The entire construction process took about two weeks of work and patience to allow the cement and plaster to finish curing. As soon as it was ready, people got the okay from our field officers to fetch water. We officially handed over the spring directly following training to mark the community's ownership of the water point. Happiness, thanksgiving, and appreciation were the order of the day flowing in all directions.

The completed spring has changed the face of this community. They now have a smile on their faces.

Training on Health, Hygiene, COVID-19, and More

Due to the ongoing challenges and restrictions amidst the pandemic, we worked with local leaders and the national Ministry of Health to gain approval for a small group training about health, hygiene, and COVID-19 prevention.

Together with the community, we found their preferred date for training while considering other community calendar events, such as the agricultural season and social events. We requested a representative group of community members to attend training to relay the information learned to the rest of their family and friends.

When the day arrived, facilitators Rose Serete and Mary Afandi deployed to the site to lead the event. Fourteen people attended the training, including village health workers and community-based leaders. We held the training at the home of one of the community members. It was a good place for learning.

Perhaps the most crucial topic of the day was our session on COVID-19 prevention and control. Due to the rampant spread of misinformation about COVID-19, we dedicated time to a question and answer session to help debunk rumors about the virus and provide extra information where needed.

We covered several other topics, including community participation in the project; leadership and governance; personal and environmental hygiene; water handling and treatment; operation and maintenance of the spring; dental hygiene; the ten steps of handwashing, and how to make and use a tippy tap and leaky tin. In addition, we held an election for the newly formed water user committee leaders during the leadership and governance session.

We also brainstormed income-generating activities that can be used to start a community savings account for any future minor repairs to the spring and a cooperative lending group to enable members to develop small businesses.

"The training was valuable to me because I didn't know the technique of handwashing, but now I am going to teach my wife and children. This information is going to pass from one generation to another," said Nashon Martin, a local businessman.

Trainee Janet Makaru commented, "The training was important to me because I have learned how to make a tippy tap and am going to make one at home. Because of this knowledge, we are not going to suffer from water-borne diseases."

When an issue arises concerning the water project, the water user committee is equipped with the necessary skills to rectify the problem and ensure the water point works appropriately.
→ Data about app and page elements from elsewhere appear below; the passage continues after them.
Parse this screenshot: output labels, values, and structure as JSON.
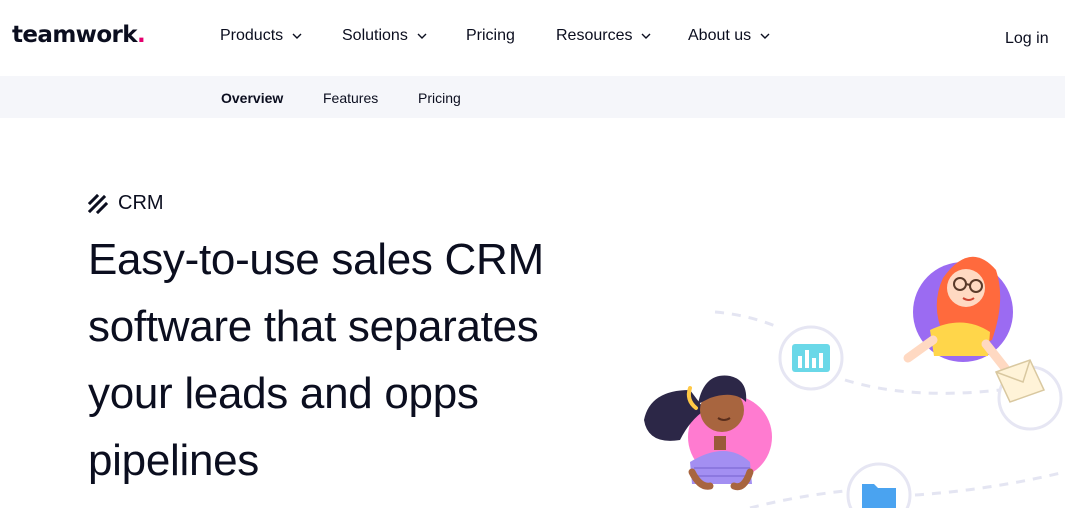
{
  "brand": {
    "name": "teamwork",
    "dot": ".",
    "accent": "#e4006e"
  },
  "nav": {
    "items": [
      {
        "label": "Products",
        "dropdown": true
      },
      {
        "label": "Solutions",
        "dropdown": true
      },
      {
        "label": "Pricing",
        "dropdown": false
      },
      {
        "label": "Resources",
        "dropdown": true
      },
      {
        "label": "About us",
        "dropdown": true
      }
    ],
    "login": "Log in"
  },
  "subnav": {
    "items": [
      {
        "label": "Overview",
        "active": true
      },
      {
        "label": "Features",
        "active": false
      },
      {
        "label": "Pricing",
        "active": false
      }
    ]
  },
  "hero": {
    "tag_icon": "crm-stripes-icon",
    "tag": "CRM",
    "headline": "Easy-to-use sales CRM software that separates your leads and opps pipelines"
  },
  "icons": {
    "chevron": "chevron-down-icon",
    "chart": "bar-chart-icon",
    "folder": "folder-icon",
    "envelope": "envelope-icon"
  },
  "colors": {
    "text": "#0b0e1f",
    "subnav_bg": "#f5f6fa",
    "pink_circle": "#ff7bd0",
    "purple_circle": "#9b6bf2",
    "chart_icon": "#6ad8e8",
    "folder_icon": "#4aa3f0"
  }
}
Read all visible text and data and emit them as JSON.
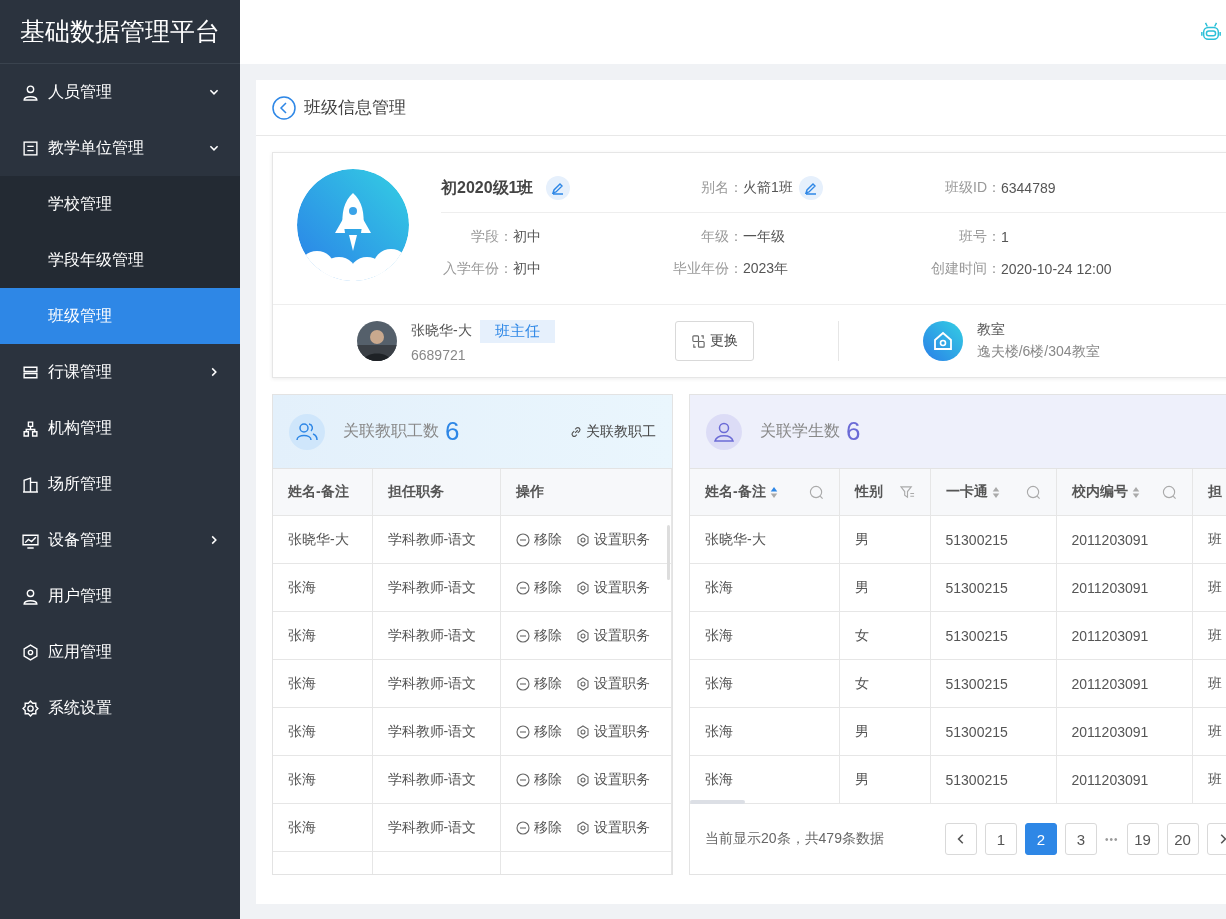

However, if the issue is beyond their capabilities, they can contact our field officers to assist them. Also, we will continue to offer them unmatchable support as a part of our ongoing monitoring and maintenance program.

Thank you for making all of this possible!


The Water Project : kenya21017-playing-with-water-2


06/16/2021: Luka Spring Project Underway!

Dirty water from Luka Spring is making people in Lukala West, Kenya sick. Thanks to your generosity, we’re working to install a clean water point and much more.

Get to know this community through the narrative and pictures we’ve posted, and read about this water, sanitation, and hygiene project. We look forward to reaching out with news of success!


The Water Project : kenya21017-a-girl-fetching-water


Project Photos


Project Type

Protected Spring

In many communities, natural springs exist as water flows from cracks in rocky ground or the side of a hill.  Springs provide reliable water but that doesn’t mean safe. When left open they become contaminated by surface contamination, animal and human waste and rain runoff. The solution is to protect the source. First, you excavate around the exact source area of the spring. Then, you build a protective reservoir for water flow, which pours through a reinforced pipe in a concrete headwall to a paved collection area. Safe water typically flows year-round and there is very limited ongoing maintenance needed!